After a hot start to 2018, Interactive Brokers Group Inc. (NYSEMKT:IBKR) saw growth slow a little in the third quarter. Results released this week showed that customers are still flocking to the broker, but might be trading less than they used to.
Here's a look at the key metrics and trends from Interactive Brokers' third quarter:
Interactive Brokers Group: The raw numbers
|Metric||Q3 2018||Q3 2017||Year-Over-Year Change|
|Revenue||$558 million||$487 million||14.6%|
|Net income||$39 million||$31 million||25.8%|
What happened with Interactive Brokers this quarter?
The best way to judge Interactive Brokers' business is by looking at operating metrics like accounts and trades per account. If the number of accounts and equity in those accounts and trades are growing, the business should do well long term.
- Total accounts rose 26% versus a year ago to 576,000. Customer equity was also up 23% to $142.5 billion.
- Trading per account was down slightly, with daily active revenue trades (DARTs) down 15% on an annualized basis to 312, and commissions per DART down 5% to $3.78. The good news is that account growth covered up some of these trading declines.
- Electronic brokerage revenue was up 21% to $444 million, and income before taxes for the segment rose 29.8% to $292 million.
- Market-making continues to shrink as Interactive Brokers sells or closes down the business. Revenue fell by nearly half to $16 million, while income before taxes dropped from $11 million to $7 million in the third quarter.
- The other big factor that hurt earnings was Interactive Brokers' foreign currency diversification strategy. The basket of currencies the company holds is marked to market, which can mean wild swings in profits or losses depending on the quarter.

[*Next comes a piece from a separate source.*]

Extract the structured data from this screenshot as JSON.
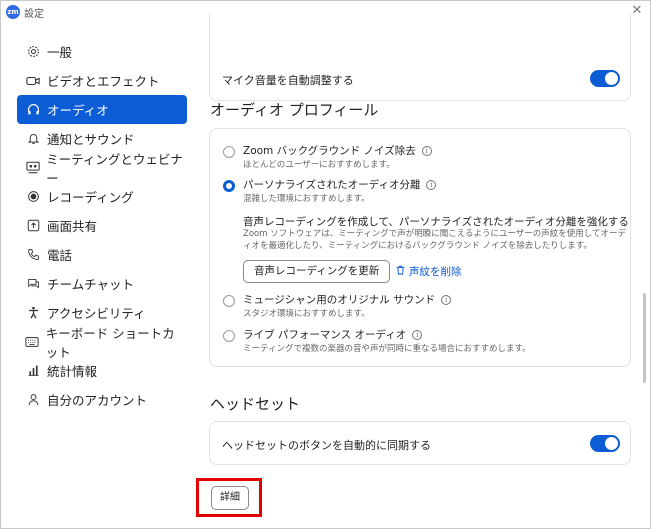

This quarter, it resulted in a $27 million reduction in comprehensive earnings, which depressed net income for the quarter.
- Management also declared a dividend of $0.10 per share, payable Dec. 14, to shareholders of record on Nov. 30.
What management had to say
One of the most interesting comments from the third-quarter conference call was by CEO Thomas Peterffy, about commission-free trades other brokers are introducing:
The greener-grass syndrome is spreading through the industry. JPMorgan is offering free trades by selling their customers' orders to high-frequency traders, while we are offering high rates on deposits. Who's got more to gain or lose? I like our position.
Interactive Brokers is in the business of making active traders happy, and if competitors are offering free trades, it could threaten the business. But management thinks better-executed trades will more than offset that cost reduction, which could be the right play long term.
Metrics like customer accounts and equity continue to rise, which is great for Interactive Brokers. Investors should watch trading volume and the commissions the broker can charge customers, especially with free trades being offered by competitors. But right now, I see no reason to be concerned about this business long term.